I’ve been watching the packets of data fly in and out of my computer’s network card and I’m surprised how much unsolicited traffic there is. From my observation, the biggest consumer of those packets is Google.
Here are some things you can do to keep Firefox from sending too much information to Google. Break the tie between Firefox and Google.
1. Unblock “attack sites” and “forgeries”. Where does this list of blocked sites automatically come from? Google! I wasn’t aware until today that Firefox was so cozy with Google. It’s like Firefox comes bundled with Google now. Firefox sends data to Google with most of us not realizing it. I thought Firefox was independent from corporations, but guess I was wrong. It’s integrated with one of the world’s most powerful companies: Google. [I learned about this issue from here: source.]
One choice we can make is to uncheck the two boxes shown below.
- Block reported attack sites
- Block reported web forgeries
Some people have reported problems with slow-downs and crashes when these are options are checked, so it might even be a performance enhancer to uncheck them. Source: ubuntuforums.org.
Disadvantages to Blocking Sites
One question I have about this black list of “attack sites” is: How is this determined? Who gets to decide which sites go on that list of blocked sites? May I take a peek at this list? Is it open and transparent? How do I know that my websites are not on that list? I see a danger with such a list.
If a website has content that someone wants censored, they might put that site on the black list. Then, any time someone attempts to visit the site, they get creeped out when they see a message telling them it is a reported “attack site”. Maybe there are terrorists in that site!!
If people always believe that, then the content never gets viewed and people leave it alone. Seems like a way to censor the internet. The information is there for anyone to view, but since the site is reported to be an “attack site”, no one has the balls enough to go in and look at it.
Permanent Google Cookie
Did you know that Firefox is bundled with a permanent cookie, hard-wired in, that you cannot delete, change or remove? This cookie is sent to Google automatically and frequently throughout the day. I believe that Google justifies this by saying they are giving you updates to the blocked list. The cookie is always the same. (You can see how this cookie is sent to Google using a packet sniffer program, like SmartSniff.) Google always knows your IP address and who knows what else they have. One way I found to change the cookie:
2. Reinstall Firefox.
I uninstalled Firefox, downloaded a fresh copy, and reinstalled it. Luckily, all of Firefox’s settings are saved in a separate folder and do not get destroyed during this process, so I still have all my bookmarks and add-ons working just like before the reinstallation. But now I have a new cookie that is being sent to Google.
OK, back to breaking the tie between Firefox and Google…
3. Use Adblock Plus. See my previous post about this Firefox add-on.

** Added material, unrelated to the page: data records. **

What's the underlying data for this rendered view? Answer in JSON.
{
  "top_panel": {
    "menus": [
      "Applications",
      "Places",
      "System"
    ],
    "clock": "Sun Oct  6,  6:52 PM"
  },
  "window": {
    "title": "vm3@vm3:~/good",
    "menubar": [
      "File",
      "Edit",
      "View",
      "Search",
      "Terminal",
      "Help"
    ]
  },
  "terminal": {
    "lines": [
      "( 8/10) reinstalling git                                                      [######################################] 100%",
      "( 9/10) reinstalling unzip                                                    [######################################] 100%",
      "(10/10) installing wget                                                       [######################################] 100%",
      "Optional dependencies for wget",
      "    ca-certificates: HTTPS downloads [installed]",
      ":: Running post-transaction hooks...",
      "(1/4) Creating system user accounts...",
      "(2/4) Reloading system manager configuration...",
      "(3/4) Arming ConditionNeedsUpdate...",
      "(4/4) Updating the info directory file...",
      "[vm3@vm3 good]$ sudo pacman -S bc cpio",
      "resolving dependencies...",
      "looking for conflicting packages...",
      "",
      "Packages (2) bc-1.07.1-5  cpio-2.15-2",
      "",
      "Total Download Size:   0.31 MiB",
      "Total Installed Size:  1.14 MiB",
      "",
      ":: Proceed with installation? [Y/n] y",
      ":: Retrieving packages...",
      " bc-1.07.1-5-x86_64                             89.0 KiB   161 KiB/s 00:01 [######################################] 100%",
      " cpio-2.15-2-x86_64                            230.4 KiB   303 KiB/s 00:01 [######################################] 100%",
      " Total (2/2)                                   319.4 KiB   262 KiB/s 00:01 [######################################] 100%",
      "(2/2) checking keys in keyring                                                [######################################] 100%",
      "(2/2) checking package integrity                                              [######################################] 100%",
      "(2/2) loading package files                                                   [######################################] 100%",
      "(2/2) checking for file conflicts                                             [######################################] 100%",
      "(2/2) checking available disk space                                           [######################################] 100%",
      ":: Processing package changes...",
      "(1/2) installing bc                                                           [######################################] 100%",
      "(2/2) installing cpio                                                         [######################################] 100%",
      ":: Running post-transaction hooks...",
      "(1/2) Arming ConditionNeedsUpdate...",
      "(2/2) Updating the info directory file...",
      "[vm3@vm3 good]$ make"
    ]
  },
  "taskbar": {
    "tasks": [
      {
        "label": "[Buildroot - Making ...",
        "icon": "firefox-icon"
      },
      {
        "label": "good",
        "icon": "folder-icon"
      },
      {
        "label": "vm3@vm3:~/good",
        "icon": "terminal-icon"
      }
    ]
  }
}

4. For additional privacy, turn off the referrer. This means when you go to a Google site (or any other site), it’s harder for them to know where you came from or what site you were at previously.
To do this, in the Firefox address bar, type in about:config.
Type this into the filter: network.http.sendRefererHeader
Double-click on the value (2 in the screenshot above). A window will pop up. Change the value to 0.
You could always go back any time and change it back to the default “2″ if you want.
Similarly, you could also set network.prefetch-next to false, which is what I did. Advantages to this are explained at: ubuntuforums.org.
I’m still not done. My computer is still connecting to Google without my consent, but now there is less of it and it’s less frequent.